0.10 in the case of Y Ophiuchi to 0.489 in that of &eta Aquilae. If we assume
that these orbits are in reality nearly circular,† it would appear that the observed facts--
as graphically summarized in the light- and "velocity"-curves--may be explained on the
second hypothesis outlined above. The unsymmetrical distribuiton of light on the discs, as
postulated for these stars, is probably due to tidal action, modified by an unequal angular
rotation in different latitudes, such as exists in the solar photosphere.
Accepting this theory, we must suppose that the preceding side of the revolving star
is, on the whole, more luminous than the opposite hemisphere.‡ A similar state of things
seems to exist in certan variable stars of the Algol type--notably S Cancri, U Coronae,
δ Librae. For such stars, the rise from minimum to maximum brightness is less
rapid than the fall from maximum to minimum. This fact would seem to admit of only one
probable explanation, which is in harmony with our present theory, viz., that the

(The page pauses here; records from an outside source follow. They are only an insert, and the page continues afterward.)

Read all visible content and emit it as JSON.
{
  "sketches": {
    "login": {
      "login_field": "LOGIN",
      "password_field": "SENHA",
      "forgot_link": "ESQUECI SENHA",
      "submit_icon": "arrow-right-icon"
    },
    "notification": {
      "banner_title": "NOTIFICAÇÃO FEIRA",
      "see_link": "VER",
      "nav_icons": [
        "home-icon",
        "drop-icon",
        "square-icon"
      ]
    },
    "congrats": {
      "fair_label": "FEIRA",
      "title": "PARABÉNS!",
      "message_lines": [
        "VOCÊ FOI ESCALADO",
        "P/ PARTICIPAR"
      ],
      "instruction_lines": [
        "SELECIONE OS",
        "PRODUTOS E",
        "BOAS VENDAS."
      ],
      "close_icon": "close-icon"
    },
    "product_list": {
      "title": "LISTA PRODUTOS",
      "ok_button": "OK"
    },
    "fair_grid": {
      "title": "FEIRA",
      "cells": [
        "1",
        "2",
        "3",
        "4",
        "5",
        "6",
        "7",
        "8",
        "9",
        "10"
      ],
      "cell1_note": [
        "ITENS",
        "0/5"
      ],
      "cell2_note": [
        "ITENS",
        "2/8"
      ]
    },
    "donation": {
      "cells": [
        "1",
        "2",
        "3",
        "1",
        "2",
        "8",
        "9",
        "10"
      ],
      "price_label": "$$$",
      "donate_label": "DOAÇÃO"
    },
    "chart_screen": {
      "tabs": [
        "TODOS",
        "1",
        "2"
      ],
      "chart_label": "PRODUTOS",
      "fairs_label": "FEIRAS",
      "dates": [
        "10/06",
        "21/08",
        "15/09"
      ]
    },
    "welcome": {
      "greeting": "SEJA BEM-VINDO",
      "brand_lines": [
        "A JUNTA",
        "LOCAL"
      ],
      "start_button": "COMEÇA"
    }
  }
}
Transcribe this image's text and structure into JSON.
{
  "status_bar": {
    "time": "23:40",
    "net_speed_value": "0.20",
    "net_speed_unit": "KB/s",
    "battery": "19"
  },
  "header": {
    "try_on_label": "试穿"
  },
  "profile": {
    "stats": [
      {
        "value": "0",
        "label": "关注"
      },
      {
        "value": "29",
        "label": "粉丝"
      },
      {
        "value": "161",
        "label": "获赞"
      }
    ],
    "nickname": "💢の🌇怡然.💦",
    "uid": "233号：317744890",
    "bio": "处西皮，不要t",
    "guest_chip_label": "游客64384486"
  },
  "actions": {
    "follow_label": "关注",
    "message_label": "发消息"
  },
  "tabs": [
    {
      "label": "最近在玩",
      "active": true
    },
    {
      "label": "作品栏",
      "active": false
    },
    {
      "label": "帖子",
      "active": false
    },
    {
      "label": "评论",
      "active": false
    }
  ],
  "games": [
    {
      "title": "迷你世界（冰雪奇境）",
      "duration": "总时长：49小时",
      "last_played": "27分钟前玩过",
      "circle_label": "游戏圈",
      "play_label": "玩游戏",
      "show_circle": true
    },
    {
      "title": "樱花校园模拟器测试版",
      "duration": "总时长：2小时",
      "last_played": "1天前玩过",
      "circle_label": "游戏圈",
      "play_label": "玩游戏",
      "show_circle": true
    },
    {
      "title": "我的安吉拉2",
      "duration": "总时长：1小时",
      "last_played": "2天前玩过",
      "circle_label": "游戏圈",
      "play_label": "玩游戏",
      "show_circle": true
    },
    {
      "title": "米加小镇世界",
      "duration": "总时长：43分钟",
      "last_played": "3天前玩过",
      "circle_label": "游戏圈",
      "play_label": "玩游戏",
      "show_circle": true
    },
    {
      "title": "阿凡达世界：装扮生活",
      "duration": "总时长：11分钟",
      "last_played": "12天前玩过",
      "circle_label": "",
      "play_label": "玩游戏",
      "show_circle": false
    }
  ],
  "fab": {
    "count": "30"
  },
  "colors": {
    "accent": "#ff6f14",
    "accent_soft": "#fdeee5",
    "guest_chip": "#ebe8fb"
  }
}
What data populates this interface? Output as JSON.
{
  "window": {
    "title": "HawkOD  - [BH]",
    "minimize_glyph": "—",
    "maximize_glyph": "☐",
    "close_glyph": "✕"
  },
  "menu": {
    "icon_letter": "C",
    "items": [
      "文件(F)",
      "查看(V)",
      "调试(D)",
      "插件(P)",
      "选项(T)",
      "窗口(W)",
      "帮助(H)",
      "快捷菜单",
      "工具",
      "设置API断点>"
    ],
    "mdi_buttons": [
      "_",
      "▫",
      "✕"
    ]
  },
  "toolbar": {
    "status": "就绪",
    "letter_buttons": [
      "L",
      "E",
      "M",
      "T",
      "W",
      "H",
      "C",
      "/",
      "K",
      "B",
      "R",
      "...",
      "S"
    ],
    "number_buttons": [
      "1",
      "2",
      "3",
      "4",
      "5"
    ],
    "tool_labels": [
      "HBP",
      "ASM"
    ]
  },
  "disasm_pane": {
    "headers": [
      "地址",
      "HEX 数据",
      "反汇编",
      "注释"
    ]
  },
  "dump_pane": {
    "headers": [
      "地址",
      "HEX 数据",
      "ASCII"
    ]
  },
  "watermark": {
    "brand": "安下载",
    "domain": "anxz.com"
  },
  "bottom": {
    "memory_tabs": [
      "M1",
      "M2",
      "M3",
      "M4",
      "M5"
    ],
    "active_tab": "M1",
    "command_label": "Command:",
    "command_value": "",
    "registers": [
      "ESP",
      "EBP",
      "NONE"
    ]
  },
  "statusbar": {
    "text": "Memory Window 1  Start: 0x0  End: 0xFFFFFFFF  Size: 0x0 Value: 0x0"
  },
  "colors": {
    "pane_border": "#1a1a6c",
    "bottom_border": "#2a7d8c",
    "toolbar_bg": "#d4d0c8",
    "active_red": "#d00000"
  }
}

advancing front of such a star, as it traverses its orbit, is more luminous than the
Further evidence tending in the same direction is afforded by certain facts of observation,
which are here summarized :
*The light curve of one of these stars, viz., W Sagittiarii, is apparently subject to
distinct changes in form. According to Schmidt's observations (1866-76) it was formerly of
the δ Cephei type; but the Harvard observations of 1898 give a light-curve in
which the decrease of light is more rapid than the increase (H. C. O. Annals,
46, Part II).
†This assumption, for theoretical reasons, seems highly probable when the shortness of the
periods is considered. (Cf. Darwin and See on the theory of tidal evolution).
(Astrophysical Journal, 20, 186, 1904),
(Ibid, 25, 330, 1907),
(Ibid, 26, 369, 1907).
[For Curtiss, the page number is given as 186. It may be
§Strictly speaking, this remark applies only to that hemisphere of the star which is turned
towards the earth about the time of minimum brightness.
Orbits and Velocity Curves of Spectroscopic Binaries 75
(a) Distinct irregularities occur in the "velocity-curves" of certain variable stars, and
these correspond with inequalities in the light-curves of the stars.
(b) Broad, unsymmetrical lines have been noted in the spectra of several binaries--notably
(c) In the interesting case of η Virginis,* Ichinohe has obtained dissimilar
velocity curves from measures of spectrograms taken, respectively, with full dispersion and with a
single-prism spectrograph. This remark applies to the brighter member of the system. For the faint
component, a double curve having the same period (71.9 days) has been found. Moreover, the
deduced "radial velocity of the center of gravity" is, for the bright component, -0.4 km., and for
the fainter star +30 km. --a most significant difference.
The further discussion of this interesting subject is reserved for a future paper. In the latter I
hope to deal with certain details of the theory here advocated.† and to offer some hints concerning
practical methods for the separation of effects due, respectively, to axial rotation and orbital
revolution of the stars under notice.
ST. CATHARINES, ONT.,
February 10, 1908.
NOTES ON MR. BARR'S PAPER
I. By W. F. King
II. By J.S. Plaskett,
followed by a
SUPPLEMENTARY NOTE BY MR. BARR
Barr's graph of computed ωs with the eight Cepheid variables and three stars, with unknown eccentricity and orbit speed omitted, can be seen at: barr.htm.